* **Provided material**
※ ※ ※
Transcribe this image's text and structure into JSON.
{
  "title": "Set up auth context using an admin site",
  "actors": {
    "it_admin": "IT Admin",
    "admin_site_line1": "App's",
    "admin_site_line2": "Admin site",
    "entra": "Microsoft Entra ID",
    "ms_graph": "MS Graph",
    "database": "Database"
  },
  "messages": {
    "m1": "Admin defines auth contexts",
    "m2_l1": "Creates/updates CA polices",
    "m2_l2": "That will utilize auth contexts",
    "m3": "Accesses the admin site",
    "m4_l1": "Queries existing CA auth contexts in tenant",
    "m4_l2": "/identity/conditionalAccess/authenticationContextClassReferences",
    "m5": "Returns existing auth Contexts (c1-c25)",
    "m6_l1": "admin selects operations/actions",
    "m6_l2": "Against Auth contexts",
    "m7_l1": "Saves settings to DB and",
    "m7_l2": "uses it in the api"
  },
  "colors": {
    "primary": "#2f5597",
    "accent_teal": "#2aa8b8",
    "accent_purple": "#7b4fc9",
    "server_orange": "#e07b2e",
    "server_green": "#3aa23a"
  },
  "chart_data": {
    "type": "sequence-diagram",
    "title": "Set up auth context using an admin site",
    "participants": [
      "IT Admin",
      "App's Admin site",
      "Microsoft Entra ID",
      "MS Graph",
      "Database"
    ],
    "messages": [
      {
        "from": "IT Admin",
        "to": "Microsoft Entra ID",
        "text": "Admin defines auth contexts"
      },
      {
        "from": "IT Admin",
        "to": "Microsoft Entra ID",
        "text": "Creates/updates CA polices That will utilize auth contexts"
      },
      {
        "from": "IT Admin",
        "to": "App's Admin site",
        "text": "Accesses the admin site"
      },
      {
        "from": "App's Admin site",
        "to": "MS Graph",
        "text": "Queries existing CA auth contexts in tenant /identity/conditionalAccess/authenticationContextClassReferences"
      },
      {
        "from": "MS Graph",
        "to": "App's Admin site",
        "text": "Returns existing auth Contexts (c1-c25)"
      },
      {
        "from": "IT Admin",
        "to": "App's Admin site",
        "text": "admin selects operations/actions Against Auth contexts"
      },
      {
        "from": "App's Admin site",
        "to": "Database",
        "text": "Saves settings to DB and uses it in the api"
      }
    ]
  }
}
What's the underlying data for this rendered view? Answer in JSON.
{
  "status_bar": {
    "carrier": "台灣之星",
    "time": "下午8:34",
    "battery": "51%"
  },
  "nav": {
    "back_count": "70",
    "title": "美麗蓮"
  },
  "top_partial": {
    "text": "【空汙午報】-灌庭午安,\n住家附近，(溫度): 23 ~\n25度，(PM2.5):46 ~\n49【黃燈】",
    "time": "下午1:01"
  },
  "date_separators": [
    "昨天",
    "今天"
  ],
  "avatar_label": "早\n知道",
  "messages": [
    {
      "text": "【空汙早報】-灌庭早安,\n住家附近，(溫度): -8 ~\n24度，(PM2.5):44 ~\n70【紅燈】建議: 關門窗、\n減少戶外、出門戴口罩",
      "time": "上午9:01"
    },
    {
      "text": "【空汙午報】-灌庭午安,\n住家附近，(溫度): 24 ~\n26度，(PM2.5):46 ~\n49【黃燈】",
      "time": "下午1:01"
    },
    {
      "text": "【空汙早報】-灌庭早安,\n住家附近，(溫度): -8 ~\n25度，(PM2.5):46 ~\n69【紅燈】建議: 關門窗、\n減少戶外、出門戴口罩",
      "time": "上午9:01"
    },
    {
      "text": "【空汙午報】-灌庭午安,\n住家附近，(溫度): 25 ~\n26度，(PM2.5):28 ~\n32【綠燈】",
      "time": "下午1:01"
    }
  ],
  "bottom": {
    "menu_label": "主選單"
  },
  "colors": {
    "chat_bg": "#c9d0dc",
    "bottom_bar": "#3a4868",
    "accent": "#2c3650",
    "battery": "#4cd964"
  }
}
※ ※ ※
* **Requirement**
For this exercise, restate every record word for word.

* **Answer area**
Transcribe this image's text and structure into JSON.
{
  "title": "Set up auth context using an admin site",
  "actors": {
    "it_admin": "IT Admin",
    "admin_site_line1": "App's",
    "admin_site_line2": "Admin site",
    "entra": "Microsoft Entra ID",
    "ms_graph": "MS Graph",
    "database": "Database"
  },
  "messages": {
    "m1": "Admin defines auth contexts",
    "m2_l1": "Creates/updates CA polices",
    "m2_l2": "That will utilize auth contexts",
    "m3": "Accesses the admin site",
    "m4_l1": "Queries existing CA auth contexts in tenant",
    "m4_l2": "/identity/conditionalAccess/authenticationContextClassReferences",
    "m5": "Returns existing auth Contexts (c1-c25)",
    "m6_l1": "admin selects operations/actions",
    "m6_l2": "Against Auth contexts",
    "m7_l1": "Saves settings to DB and",
    "m7_l2": "uses it in the api"
  },
  "colors": {
    "primary": "#2f5597",
    "accent_teal": "#2aa8b8",
    "accent_purple": "#7b4fc9",
    "server_orange": "#e07b2e",
    "server_green": "#3aa23a"
  },
  "chart_data": {
    "type": "sequence-diagram",
    "title": "Set up auth context using an admin site",
    "participants": [
      "IT Admin",
      "App's Admin site",
      "Microsoft Entra ID",
      "MS Graph",
      "Database"
    ],
    "messages": [
      {
        "from": "IT Admin",
        "to": "Microsoft Entra ID",
        "text": "Admin defines auth contexts"
      },
      {
        "from": "IT Admin",
        "to": "Microsoft Entra ID",
        "text": "Creates/updates CA polices That will utilize auth contexts"
      },
      {
        "from": "IT Admin",
        "to": "App's Admin site",
        "text": "Accesses the admin site"
      },
      {
        "from": "App's Admin site",
        "to": "MS Graph",
        "text": "Queries existing CA auth contexts in tenant /identity/conditionalAccess/authenticationContextClassReferences"
      },
      {
        "from": "MS Graph",
        "to": "App's Admin site",
        "text": "Returns existing auth Contexts (c1-c25)"
      },
      {
        "from": "IT Admin",
        "to": "App's Admin site",
        "text": "admin selects operations/actions Against Auth contexts"
      },
      {
        "from": "App's Admin site",
        "to": "Database",
        "text": "Saves settings to DB and uses it in the api"
      }
    ]
  }
}
What's the underlying data for this rendered view? Answer in JSON.
{
  "status_bar": {
    "carrier": "台灣之星",
    "time": "下午8:34",
    "battery": "51%"
  },
  "nav": {
    "back_count": "70",
    "title": "美麗蓮"
  },
  "top_partial": {
    "text": "【空汙午報】-灌庭午安,\n住家附近，(溫度): 23 ~\n25度，(PM2.5):46 ~\n49【黃燈】",
    "time": "下午1:01"
  },
  "date_separators": [
    "昨天",
    "今天"
  ],
  "avatar_label": "早\n知道",
  "messages": [
    {
      "text": "【空汙早報】-灌庭早安,\n住家附近，(溫度): -8 ~\n24度，(PM2.5):44 ~\n70【紅燈】建議: 關門窗、\n減少戶外、出門戴口罩",
      "time": "上午9:01"
    },
    {
      "text": "【空汙午報】-灌庭午安,\n住家附近，(溫度): 24 ~\n26度，(PM2.5):46 ~\n49【黃燈】",
      "time": "下午1:01"
    },
    {
      "text": "【空汙早報】-灌庭早安,\n住家附近，(溫度): -8 ~\n25度，(PM2.5):46 ~\n69【紅燈】建議: 關門窗、\n減少戶外、出門戴口罩",
      "time": "上午9:01"
    },
    {
      "text": "【空汙午報】-灌庭午安,\n住家附近，(溫度): 25 ~\n26度，(PM2.5):28 ~\n32【綠燈】",
      "time": "下午1:01"
    }
  ],
  "bottom": {
    "menu_label": "主選單"
  },
  "colors": {
    "chat_bg": "#c9d0dc",
    "bottom_bar": "#3a4868",
    "accent": "#2c3650",
    "battery": "#4cd964"
  }
}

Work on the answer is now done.